(Beginning of RECORDS FOR THIS EXERCISE)

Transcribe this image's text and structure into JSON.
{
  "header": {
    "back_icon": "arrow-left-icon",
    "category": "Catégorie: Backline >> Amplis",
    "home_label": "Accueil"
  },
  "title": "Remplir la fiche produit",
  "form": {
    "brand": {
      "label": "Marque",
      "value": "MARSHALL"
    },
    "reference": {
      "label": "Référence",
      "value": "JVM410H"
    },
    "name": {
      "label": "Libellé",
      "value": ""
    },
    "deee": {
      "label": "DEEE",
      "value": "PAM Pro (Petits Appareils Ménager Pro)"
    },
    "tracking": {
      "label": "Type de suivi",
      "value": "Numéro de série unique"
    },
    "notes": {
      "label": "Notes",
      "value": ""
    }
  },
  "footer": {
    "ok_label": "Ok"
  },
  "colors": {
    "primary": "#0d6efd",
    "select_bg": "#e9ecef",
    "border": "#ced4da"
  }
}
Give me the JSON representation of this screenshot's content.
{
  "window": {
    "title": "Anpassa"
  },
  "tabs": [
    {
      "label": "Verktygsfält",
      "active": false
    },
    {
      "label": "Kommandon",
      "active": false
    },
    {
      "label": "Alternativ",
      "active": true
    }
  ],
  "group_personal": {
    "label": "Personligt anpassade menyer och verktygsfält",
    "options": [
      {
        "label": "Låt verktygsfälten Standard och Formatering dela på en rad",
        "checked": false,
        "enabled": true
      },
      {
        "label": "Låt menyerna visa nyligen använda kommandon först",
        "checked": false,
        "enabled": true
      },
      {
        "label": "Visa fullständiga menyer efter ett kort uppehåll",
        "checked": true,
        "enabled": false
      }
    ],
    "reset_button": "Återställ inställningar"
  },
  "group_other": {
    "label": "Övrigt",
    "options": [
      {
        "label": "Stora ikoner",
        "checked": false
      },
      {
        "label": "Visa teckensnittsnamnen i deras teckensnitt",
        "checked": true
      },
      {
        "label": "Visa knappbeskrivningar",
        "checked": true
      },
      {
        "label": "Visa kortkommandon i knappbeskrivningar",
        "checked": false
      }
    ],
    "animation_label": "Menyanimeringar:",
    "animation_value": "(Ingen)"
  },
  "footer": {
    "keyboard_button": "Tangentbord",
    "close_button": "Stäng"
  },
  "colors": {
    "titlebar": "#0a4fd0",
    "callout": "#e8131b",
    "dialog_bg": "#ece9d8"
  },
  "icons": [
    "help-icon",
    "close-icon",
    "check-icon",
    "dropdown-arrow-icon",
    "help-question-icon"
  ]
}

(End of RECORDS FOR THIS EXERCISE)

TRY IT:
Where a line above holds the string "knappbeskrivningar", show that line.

RESPONSE TO THIS TASK:
        "label": "Visa knappbeskrivningar",
        "label": "Visa kortkommandon i knappbeskrivningar",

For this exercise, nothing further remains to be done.